There’s a subplot about a teenager named Dara Lynn, who believes that Jim is her father.
Her unmarried mom birthed Dara Lynn during an IVF pregnancy. Jim Kazan–supposedly–donated a specimen to a fertility clinic right before Dara Lynn’s mother sam. She’s connected the dots and set her hopes on Jim as her father.
That subplot is a minor one, however, taking backstage to the main love story.
Jim is a charming rogue, an Alpha nerd who is determined to get the woman he wants. He desires Lucy not only for her body but her brain as well.
What will happen when Lucy realizes the man who’s won her heart like a cyber Cyrano de Bergerac is really the smart-ass, genius whose superior airs and sexy smile drive her crazy?
Final Analysis of A> Loverboy
Despite A>Loverboy not accurately representing the 1990s, I really enjoyed this engaging funny romance.
Lucy was an authentic depiction of an insecure woman who flourished under some much-deserved adoration. Jim was a cute, witty hero.
Judith Arnold‘s humorous handling of this romance left me smiling.
|Rating Report Card|
“I crave your body.” Seeing this message on her computer screen, Lucy Beckwith wondered if she’d finally gone mad. It had to be a mistake; at the very least, someone’s idea of a bad joke.

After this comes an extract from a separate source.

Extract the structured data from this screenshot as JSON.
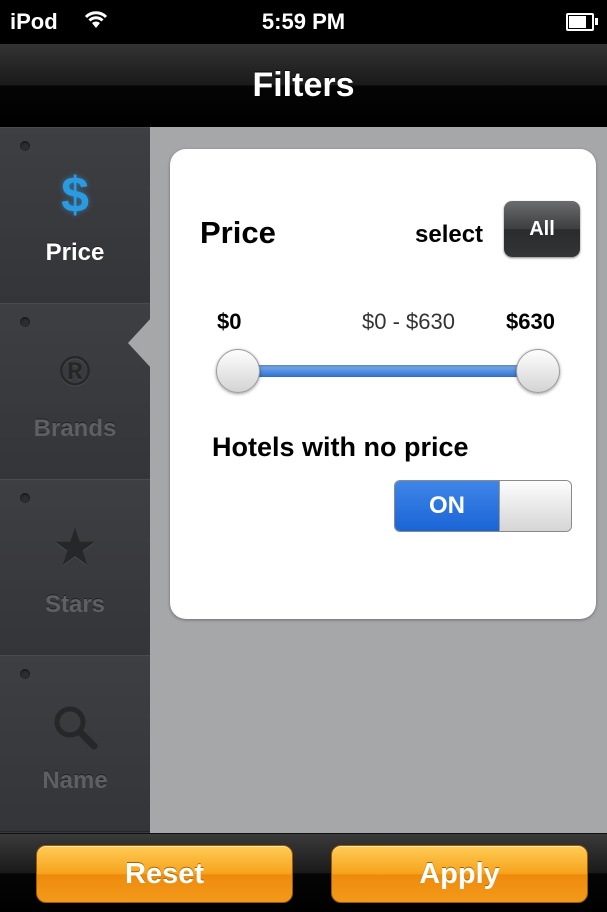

“I want you, Lucy Beckwith.” Her admirer certainly knew who she was—but when Lucy asked for his identity, all he said was, “Call me Loverboy.”
“I dreamed you were in my bed. ” Erotic messages … homespun poetry… outrageous flattery—Lucy couldn’t help but fall for Loverboy’s brand of old-fashioned romance.
“My heart is yours.” Lucy couldn’t believe two people could fall in love when they’d never even seen each other. But at the dawn of the twenty-first century, anything is possible…A> LOVERBOY by JUDITH ARNOLD
Thanks, Introvert Reader. As the saying goes, the future ain’t what it used to be!
I remember using computers in the late 80s and early 90s. When MS-DOS was the go-to operating system and the Internet had yet to take off. The interface was pretty basic. No images or videos; just text. File names couldn’t be more than eight characters long, hence the title of this novel. How far we’ve come in a generation!
I remember the series “A Century of American Romance”. I read the first book, “Saturday’s Child” by Dallas Schulze, shortly after it was published in 1990.
But I can remember hardly anything about it. Except that it was loaded with period details. Which, under the circumstances, I suppose it would have to be.
“A>Loverboy” is available to borrow for free at the Internet Archive, the big online lending library: https://archive.org/details/1990sloverboy00arno_0/mode/2up